Yesterday, Ghana also celebrated the rebranded National Teacher’s Award which is now Ghana Teacher Prize with awards to deserving teachers and non-teaching staff who had excelled in the past year in their various fields and impacted the lives of schoolchildren and students in the country.
The Daily Graphic lauds the various governments that have sustained the teacher award scheme over the years since it was instituted in 1995 to rekindle interest in the teaching profession and also boost the falling morale of teachers in the country.
Indeed, we are pleased that it is no longer said that the Ghanaian teacher’s reward is in heaven as used to be the case when they worked under very trying conditions just to impart knowledge.
Their reward is also on earth as the government has shown by instituting the award scheme which has been upgraded. Now teachers are not just rewarded with radio sets but with very valuable items such as houses, vehicles, double-door fridges, LED television sets, as well as work tools such as laptop computers.
Although it is not all the thousands of teachers who receive prizes for their great work and sacrifices during the awards, we believe that the awards give the teachers something to look up to and which will inspire them to give of their best.
The inscription: “If you can read this, thank a teacher” is so true, as without the impartation of knowledge by a teacher no one can read and write. In fact, it is the mother of all professions and a noble one at that.
Many people have had to teach before finally settling on another profession and everyone who has been on that road would appreciate that indeed it is not easy to be a teacher, especially if you are not called to be one.
That is why apart from keeping steady the reward scheme for teachers, the Daily Graphic urges the government to clear all outstanding arrears owed teachers by way of salaries and allowances.
Also, there must be other incentive schemes to see to the provision of the right and adequate accoutrements to teachers to enable them to put in their best.
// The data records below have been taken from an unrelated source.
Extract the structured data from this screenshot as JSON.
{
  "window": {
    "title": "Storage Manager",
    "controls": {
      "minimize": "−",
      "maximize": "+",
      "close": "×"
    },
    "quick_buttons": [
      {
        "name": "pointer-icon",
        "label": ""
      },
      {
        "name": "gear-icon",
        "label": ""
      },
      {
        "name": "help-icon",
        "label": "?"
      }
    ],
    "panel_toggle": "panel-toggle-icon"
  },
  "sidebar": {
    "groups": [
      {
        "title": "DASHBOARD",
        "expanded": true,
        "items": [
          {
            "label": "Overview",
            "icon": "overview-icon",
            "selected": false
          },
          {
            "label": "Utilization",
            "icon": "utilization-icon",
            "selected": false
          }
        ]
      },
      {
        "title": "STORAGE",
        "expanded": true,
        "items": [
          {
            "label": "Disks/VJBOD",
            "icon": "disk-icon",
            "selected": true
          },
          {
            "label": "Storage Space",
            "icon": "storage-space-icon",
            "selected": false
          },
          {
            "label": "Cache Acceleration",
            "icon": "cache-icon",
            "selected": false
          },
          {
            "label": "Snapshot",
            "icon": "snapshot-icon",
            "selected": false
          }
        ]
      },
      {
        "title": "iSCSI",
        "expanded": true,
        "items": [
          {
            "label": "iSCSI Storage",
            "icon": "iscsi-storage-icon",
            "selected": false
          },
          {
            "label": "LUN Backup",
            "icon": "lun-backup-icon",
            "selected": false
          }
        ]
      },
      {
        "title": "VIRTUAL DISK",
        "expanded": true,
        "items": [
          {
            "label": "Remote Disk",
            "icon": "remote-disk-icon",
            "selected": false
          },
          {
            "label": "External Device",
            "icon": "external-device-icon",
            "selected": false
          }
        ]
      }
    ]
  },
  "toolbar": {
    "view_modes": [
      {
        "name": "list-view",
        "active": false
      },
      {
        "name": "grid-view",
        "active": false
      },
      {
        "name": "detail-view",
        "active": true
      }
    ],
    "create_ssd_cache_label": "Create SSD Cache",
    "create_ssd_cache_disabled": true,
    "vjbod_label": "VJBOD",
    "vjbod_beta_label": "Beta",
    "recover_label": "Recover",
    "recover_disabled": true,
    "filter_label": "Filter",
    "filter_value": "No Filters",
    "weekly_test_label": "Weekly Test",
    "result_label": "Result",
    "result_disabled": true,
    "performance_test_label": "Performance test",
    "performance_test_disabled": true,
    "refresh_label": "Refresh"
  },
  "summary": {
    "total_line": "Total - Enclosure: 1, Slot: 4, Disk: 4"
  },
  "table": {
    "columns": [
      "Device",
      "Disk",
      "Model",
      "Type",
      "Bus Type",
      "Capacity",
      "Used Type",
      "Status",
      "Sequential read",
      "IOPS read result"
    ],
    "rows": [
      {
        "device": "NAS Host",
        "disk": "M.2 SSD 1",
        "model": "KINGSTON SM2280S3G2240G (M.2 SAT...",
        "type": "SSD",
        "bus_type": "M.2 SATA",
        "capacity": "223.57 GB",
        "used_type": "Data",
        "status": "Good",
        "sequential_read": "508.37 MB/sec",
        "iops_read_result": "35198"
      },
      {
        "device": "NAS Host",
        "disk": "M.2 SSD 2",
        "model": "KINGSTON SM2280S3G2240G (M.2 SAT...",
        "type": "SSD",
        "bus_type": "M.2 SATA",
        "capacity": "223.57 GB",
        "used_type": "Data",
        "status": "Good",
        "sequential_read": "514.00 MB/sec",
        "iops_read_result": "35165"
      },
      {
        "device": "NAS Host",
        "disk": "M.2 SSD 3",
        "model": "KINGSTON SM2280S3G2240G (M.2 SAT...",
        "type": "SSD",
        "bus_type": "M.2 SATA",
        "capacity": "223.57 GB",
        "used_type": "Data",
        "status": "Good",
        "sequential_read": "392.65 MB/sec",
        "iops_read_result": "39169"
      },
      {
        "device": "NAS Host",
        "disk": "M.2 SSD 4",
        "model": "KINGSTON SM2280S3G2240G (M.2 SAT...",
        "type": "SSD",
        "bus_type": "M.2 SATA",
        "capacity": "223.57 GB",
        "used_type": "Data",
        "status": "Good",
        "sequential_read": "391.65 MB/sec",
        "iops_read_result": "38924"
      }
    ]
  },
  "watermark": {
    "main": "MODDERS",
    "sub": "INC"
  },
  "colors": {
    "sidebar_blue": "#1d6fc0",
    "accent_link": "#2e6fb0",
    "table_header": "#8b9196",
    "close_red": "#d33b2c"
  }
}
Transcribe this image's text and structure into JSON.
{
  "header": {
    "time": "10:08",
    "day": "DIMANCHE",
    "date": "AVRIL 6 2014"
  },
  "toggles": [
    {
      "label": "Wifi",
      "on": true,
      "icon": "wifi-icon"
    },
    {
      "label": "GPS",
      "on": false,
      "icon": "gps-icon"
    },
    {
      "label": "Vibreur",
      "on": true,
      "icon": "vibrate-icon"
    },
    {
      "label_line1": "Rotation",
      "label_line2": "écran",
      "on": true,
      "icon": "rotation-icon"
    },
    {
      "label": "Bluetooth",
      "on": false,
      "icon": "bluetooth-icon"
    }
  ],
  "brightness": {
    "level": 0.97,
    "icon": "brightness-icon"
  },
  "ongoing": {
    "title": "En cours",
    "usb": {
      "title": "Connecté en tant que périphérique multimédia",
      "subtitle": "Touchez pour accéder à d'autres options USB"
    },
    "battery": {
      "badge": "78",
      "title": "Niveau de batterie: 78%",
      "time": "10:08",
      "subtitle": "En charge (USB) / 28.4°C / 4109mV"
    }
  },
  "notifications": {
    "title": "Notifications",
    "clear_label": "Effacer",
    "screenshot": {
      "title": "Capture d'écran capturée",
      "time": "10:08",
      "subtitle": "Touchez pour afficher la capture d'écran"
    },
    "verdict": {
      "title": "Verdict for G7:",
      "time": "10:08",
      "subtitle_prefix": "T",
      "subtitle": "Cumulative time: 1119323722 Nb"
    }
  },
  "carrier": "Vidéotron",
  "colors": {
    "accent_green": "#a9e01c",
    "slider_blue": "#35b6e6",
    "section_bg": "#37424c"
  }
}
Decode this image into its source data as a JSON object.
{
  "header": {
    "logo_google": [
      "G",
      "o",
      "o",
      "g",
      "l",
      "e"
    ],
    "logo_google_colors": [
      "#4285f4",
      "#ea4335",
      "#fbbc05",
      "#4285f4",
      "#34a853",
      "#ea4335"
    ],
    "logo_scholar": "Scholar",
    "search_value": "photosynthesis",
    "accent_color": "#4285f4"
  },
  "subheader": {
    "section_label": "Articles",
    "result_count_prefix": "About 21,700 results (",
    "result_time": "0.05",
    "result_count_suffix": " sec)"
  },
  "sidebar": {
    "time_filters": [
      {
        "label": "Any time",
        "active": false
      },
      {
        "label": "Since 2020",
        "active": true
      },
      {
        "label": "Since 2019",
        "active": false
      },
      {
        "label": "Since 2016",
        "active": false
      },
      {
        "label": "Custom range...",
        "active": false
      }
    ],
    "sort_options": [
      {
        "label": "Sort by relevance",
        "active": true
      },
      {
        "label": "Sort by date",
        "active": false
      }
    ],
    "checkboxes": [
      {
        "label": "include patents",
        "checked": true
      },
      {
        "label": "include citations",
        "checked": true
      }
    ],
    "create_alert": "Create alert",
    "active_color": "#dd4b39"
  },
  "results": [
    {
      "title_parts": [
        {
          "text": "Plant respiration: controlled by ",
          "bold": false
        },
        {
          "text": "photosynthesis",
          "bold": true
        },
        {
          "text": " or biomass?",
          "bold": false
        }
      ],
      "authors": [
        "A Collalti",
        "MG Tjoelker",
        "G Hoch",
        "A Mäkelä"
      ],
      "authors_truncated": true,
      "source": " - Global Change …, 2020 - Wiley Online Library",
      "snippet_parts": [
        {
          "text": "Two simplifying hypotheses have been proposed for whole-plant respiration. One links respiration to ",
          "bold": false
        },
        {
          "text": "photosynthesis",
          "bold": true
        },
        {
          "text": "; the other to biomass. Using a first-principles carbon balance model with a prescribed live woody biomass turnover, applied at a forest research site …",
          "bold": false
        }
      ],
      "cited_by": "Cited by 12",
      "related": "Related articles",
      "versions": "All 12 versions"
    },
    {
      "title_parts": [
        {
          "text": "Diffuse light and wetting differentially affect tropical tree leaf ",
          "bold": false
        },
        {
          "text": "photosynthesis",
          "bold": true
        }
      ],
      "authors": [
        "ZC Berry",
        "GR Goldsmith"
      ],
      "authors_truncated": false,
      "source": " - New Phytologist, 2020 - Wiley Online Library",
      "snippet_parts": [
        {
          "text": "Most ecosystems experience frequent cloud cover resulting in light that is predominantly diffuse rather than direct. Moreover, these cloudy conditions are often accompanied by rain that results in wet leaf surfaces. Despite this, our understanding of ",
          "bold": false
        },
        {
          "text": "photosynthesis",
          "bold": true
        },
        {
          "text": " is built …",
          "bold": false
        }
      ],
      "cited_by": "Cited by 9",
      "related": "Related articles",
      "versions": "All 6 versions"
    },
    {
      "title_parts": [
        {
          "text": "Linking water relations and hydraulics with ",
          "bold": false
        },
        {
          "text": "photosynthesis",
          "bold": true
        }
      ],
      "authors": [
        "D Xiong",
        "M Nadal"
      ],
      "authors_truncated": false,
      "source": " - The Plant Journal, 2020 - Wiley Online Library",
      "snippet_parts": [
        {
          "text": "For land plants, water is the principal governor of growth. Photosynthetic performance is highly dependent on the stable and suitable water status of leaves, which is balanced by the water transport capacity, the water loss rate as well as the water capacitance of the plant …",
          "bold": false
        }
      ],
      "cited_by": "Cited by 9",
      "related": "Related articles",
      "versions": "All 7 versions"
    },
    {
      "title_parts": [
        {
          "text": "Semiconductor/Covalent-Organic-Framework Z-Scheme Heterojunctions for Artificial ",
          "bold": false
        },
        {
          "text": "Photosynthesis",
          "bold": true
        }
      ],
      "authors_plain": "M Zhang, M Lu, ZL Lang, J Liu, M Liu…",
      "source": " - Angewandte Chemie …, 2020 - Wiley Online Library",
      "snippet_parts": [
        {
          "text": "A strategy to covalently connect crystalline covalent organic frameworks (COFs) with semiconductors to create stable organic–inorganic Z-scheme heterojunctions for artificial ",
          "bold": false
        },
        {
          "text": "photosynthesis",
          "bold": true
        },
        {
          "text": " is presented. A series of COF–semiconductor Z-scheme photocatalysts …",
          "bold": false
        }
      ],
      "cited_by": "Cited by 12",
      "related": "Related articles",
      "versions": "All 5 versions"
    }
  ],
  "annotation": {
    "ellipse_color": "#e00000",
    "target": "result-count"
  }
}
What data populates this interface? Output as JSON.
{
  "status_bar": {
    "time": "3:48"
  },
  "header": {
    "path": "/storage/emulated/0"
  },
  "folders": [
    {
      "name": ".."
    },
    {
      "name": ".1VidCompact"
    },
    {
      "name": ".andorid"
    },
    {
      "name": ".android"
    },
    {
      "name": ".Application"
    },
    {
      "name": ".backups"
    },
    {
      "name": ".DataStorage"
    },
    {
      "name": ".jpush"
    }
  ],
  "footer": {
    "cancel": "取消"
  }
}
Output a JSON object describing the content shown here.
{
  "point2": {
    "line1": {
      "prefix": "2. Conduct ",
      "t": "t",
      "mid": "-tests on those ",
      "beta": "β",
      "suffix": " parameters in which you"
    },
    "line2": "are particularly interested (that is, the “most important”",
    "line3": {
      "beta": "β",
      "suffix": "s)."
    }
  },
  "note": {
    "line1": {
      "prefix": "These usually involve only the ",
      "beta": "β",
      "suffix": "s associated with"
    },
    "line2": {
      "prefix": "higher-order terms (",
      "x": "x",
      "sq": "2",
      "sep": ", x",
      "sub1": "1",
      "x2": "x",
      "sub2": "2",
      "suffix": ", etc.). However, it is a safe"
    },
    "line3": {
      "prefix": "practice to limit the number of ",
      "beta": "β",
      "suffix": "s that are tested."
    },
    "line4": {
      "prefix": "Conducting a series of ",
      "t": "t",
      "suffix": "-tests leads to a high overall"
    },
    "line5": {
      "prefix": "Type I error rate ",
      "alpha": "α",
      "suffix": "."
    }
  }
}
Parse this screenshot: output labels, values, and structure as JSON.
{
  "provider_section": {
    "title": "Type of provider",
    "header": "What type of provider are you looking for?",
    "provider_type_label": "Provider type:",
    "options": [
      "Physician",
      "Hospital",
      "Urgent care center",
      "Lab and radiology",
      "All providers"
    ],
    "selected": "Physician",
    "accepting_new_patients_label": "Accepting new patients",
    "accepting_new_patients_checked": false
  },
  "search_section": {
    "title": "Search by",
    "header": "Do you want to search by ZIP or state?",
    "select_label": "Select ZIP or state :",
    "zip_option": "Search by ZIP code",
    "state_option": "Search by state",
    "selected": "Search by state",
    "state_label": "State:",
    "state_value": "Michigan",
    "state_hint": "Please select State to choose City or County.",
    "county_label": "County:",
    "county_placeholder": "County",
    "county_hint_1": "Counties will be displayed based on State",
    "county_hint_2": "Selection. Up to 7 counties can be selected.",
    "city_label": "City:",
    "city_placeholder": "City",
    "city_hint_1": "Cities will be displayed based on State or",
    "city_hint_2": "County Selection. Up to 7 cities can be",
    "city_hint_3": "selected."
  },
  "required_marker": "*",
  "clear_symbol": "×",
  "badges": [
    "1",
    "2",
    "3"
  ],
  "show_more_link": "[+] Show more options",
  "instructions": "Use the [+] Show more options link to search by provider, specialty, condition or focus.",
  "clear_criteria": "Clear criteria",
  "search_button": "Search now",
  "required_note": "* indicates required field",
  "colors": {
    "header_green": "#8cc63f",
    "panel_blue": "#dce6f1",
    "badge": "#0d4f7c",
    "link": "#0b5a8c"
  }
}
While we laud the introduction of programmes and policies such as the Capitation Grant, Free School Uniforms, Free SHS, Double-Track System, FCUBE and School Feeding, all of which have improved school enrolment, we must not lose sight of the fact that the teachers also need to be well resourced to be able to take care of the increasing numbers.
We believe that Ghanaian teachers are not asking for too much other than good accommodation and environments where they are posted to teach, as well as remuneration that will make them concentrate on teaching the children in their care in the classroom.
We must also not lose sight of the fact that teachers most times even spend more time with the children than parents do and so they contribute in no small way in moulding children to take up responsibilities in the future.
The theme of this year’s World Teachers’ Day, which was: “The Right to Education means The Right to a Qualified Teacher”, must resonate in all of government’s educational policies and programmes so that the right investments are made in the teacher so he or she delivers quality education only.
We congratulate all teachers and urge them to continue to give their best and posterity will not only praise but reward them adequately.